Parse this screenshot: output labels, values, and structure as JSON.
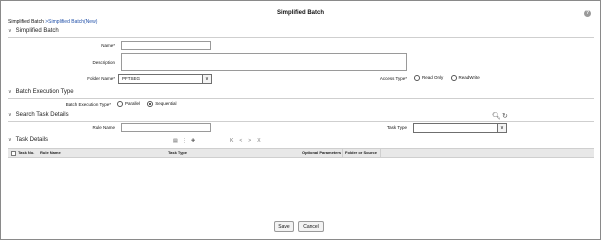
{
  "window": {
    "title": "Simplified Batch",
    "help_icon": "?"
  },
  "breadcrumb": {
    "root": "Simplified Batch",
    "separator": " >",
    "current": "Simplified Batch(New)"
  },
  "sections": {
    "simplified_batch": "Simplified Batch",
    "batch_execution_type": "Batch Execution Type",
    "search_task_details": "Search Task Details",
    "task_details": "Task Details"
  },
  "form": {
    "name_label": "Name*",
    "name_value": "",
    "description_label": "Description",
    "description_value": "",
    "folder_label": "Folder Name*",
    "folder_value": "PFTSEG",
    "access_type_label": "Access Type*",
    "access_type_options": [
      "Read Only",
      "ReadWrite"
    ],
    "access_type_selected": "",
    "batch_execution_label": "Batch Execution Type*",
    "batch_execution_options": [
      "Parallel",
      "Sequential"
    ],
    "batch_execution_selected": "Sequential"
  },
  "search": {
    "rule_name_label": "Rule Name",
    "rule_name_value": "",
    "task_type_label": "Task Type",
    "task_type_value": ""
  },
  "task_grid": {
    "columns": [
      "Task No.",
      "Rule Name",
      "Task Type",
      "Optional Parameters",
      "Folder or Source"
    ],
    "rows": []
  },
  "pager": {
    "first": "K",
    "prev": "<",
    "next": ">",
    "last": "X"
  },
  "icons": {
    "search": "search-icon",
    "reset": "refresh-icon",
    "chevron": "chevron-down-icon"
  },
  "buttons": {
    "save": "Save",
    "cancel": "Cancel"
  }
}
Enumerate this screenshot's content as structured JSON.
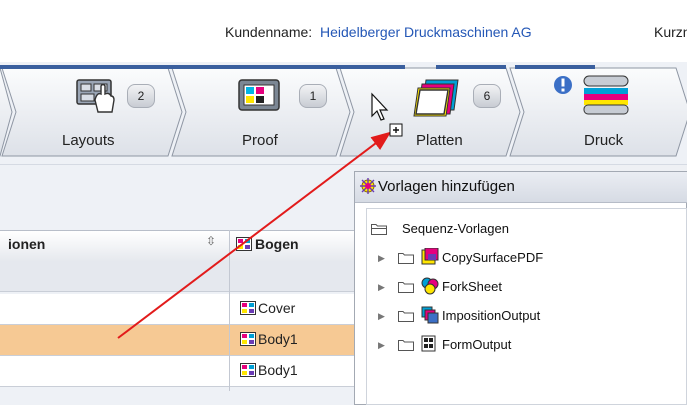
{
  "header": {
    "customer_label": "Kundenname:",
    "customer_name": "Heidelberger Druckmaschinen AG",
    "short_label": "Kurzn"
  },
  "workflow": {
    "steps": [
      {
        "label": "Layouts",
        "count": "2"
      },
      {
        "label": "Proof",
        "count": "1"
      },
      {
        "label": "Platten",
        "count": "6"
      },
      {
        "label": "Druck",
        "count": ""
      }
    ]
  },
  "grid": {
    "col1_header": "ionen",
    "col2_header": "Bogen",
    "rows": [
      "Cover",
      "Body1",
      "Body1"
    ]
  },
  "dialog": {
    "title": "Vorlagen hinzufügen",
    "root": "Sequenz-Vorlagen",
    "items": [
      "CopySurfacePDF",
      "ForkSheet",
      "ImpositionOutput",
      "FormOutput"
    ]
  },
  "colors": {
    "accent_blue": "#3a5f9e",
    "selection_orange": "#f6c994",
    "drag_arrow": "#e21b1b",
    "link_blue": "#2457b6"
  }
}
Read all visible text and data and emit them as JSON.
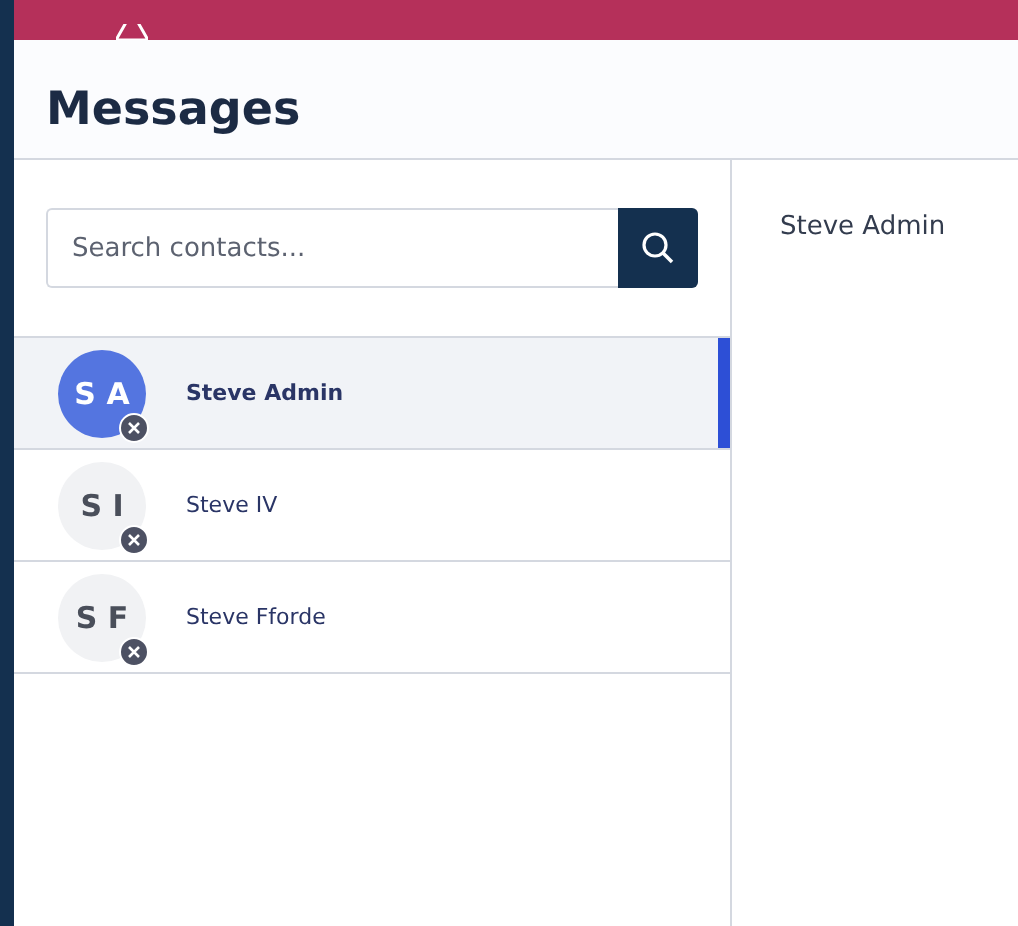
{
  "page": {
    "title": "Messages"
  },
  "search": {
    "placeholder": "Search contacts..."
  },
  "contacts": [
    {
      "initials": "S A",
      "name": "Steve Admin",
      "selected": true
    },
    {
      "initials": "S I",
      "name": "Steve IV",
      "selected": false
    },
    {
      "initials": "S F",
      "name": "Steve Fforde",
      "selected": false
    }
  ],
  "conversation": {
    "contact_name": "Steve Admin"
  }
}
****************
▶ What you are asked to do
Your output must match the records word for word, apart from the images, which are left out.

▶ Output for this exercise
Parse this screenshot: output labels, values, and structure as JSON.
{
  "window": {
    "title": "Simplified Batch",
    "help_icon": "?"
  },
  "breadcrumb": {
    "root": "Simplified Batch",
    "separator": " >",
    "current": "Simplified Batch(New)"
  },
  "sections": {
    "simplified_batch": "Simplified Batch",
    "batch_execution_type": "Batch Execution Type",
    "search_task_details": "Search Task Details",
    "task_details": "Task Details"
  },
  "form": {
    "name_label": "Name*",
    "name_value": "",
    "description_label": "Description",
    "description_value": "",
    "folder_label": "Folder Name*",
    "folder_value": "PFTSEG",
    "access_type_label": "Access Type*",
    "access_type_options": [
      "Read Only",
      "ReadWrite"
    ],
    "access_type_selected": "",
    "batch_execution_label": "Batch Execution Type*",
    "batch_execution_options": [
      "Parallel",
      "Sequential"
    ],
    "batch_execution_selected": "Sequential"
  },
  "search": {
    "rule_name_label": "Rule Name",
    "rule_name_value": "",
    "task_type_label": "Task Type",
    "task_type_value": ""
  },
  "task_grid": {
    "columns": [
      "Task No.",
      "Rule Name",
      "Task Type",
      "Optional Parameters",
      "Folder or Source"
    ],
    "rows": []
  },
  "pager": {
    "first": "K",
    "prev": "<",
    "next": ">",
    "last": "X"
  },
  "icons": {
    "search": "search-icon",
    "reset": "refresh-icon",
    "chevron": "chevron-down-icon"
  },
  "buttons": {
    "save": "Save",
    "cancel": "Cancel"
  }
}
Enumerate this screenshot's content as structured JSON.
{
  "header": {
    "customer_label": "Kundenname:",
    "customer_name": "Heidelberger Druckmaschinen AG",
    "short_label": "Kurzn"
  },
  "workflow": {
    "steps": [
      {
        "label": "Layouts",
        "count": "2"
      },
      {
        "label": "Proof",
        "count": "1"
      },
      {
        "label": "Platten",
        "count": "6"
      },
      {
        "label": "Druck",
        "count": ""
      }
    ]
  },
  "grid": {
    "col1_header": "ionen",
    "col2_header": "Bogen",
    "rows": [
      "Cover",
      "Body1",
      "Body1"
    ]
  },
  "dialog": {
    "title": "Vorlagen hinzufügen",
    "root": "Sequenz-Vorlagen",
    "items": [
      "CopySurfacePDF",
      "ForkSheet",
      "ImpositionOutput",
      "FormOutput"
    ]
  },
  "colors": {
    "accent_blue": "#3a5f9e",
    "selection_orange": "#f6c994",
    "drag_arrow": "#e21b1b",
    "link_blue": "#2457b6"
  }
}
Read all visible text and data and emit them as JSON.
{
  "page": {
    "title": "Messages"
  },
  "search": {
    "placeholder": "Search contacts..."
  },
  "contacts": [
    {
      "initials": "S A",
      "name": "Steve Admin",
      "selected": true
    },
    {
      "initials": "S I",
      "name": "Steve IV",
      "selected": false
    },
    {
      "initials": "S F",
      "name": "Steve Fforde",
      "selected": false
    }
  ],
  "conversation": {
    "contact_name": "Steve Admin"
  }
}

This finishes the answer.